|Series Details||(2017) 827 final|
The EMF is proposed to be anchored within the EU's legal framework and built on the structure of the European Stability Mechanism (ESM). This includes its financial and institutional structures, like when it comes to the role played by national parliaments. It aims to assist Euro area Member States in financial distress and to provide the common backstop to the Single Resolution Fund (SRF) and act as a last resort lender in order to facilitate the orderly resolution of distressed banks.
More rapid decision-making in cases of urgency and more direct involvement in the management of financial assistance programmes are also foreseen. Over time, the EMF could also develop new financial instruments, for instance to support a possible stabilisation function.
The proposal is part of a broader set of initiatives to reform the Economic and Monetary Union (EMU) put forward by the European Commission.
The European Stability Mechanism (ESM) was set up in October 2012 at the height of the crisis. The pressure of events at the time led to an intergovernmental solution being found. It is seen as having a decisive role in safeguarding the stability of the Eurozone by assisting Member States to regain or maintain access to sovereign bond markets.
Its transformation into a European Monetary Fund aims to further strengthen its institutional anchoring. It intends to create new synergies within the EU framework, notably in terms of transparency, judicial review and efficiency of the EU’s financial resources and thus offering a better support to Member States. It is also supposed to help improve further the cooperation with the Commission and accountability to the European Parliament.

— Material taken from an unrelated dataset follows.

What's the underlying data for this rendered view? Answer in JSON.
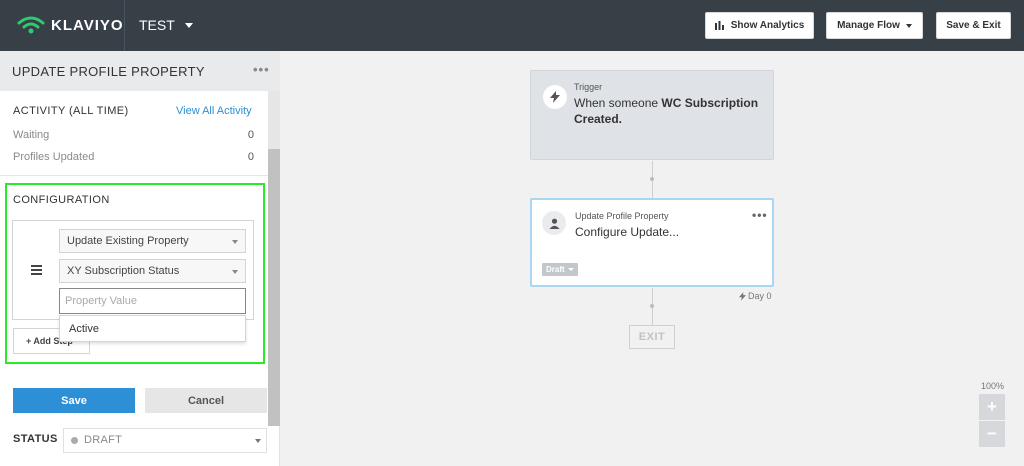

The European Commission adopted on 6 December 2017 a proposal for a Council Regulation establishing a European Monetary Fund (EMF).
|Subject Categories||Economic and Financial Affairs|
|Countries / Regions||Europe|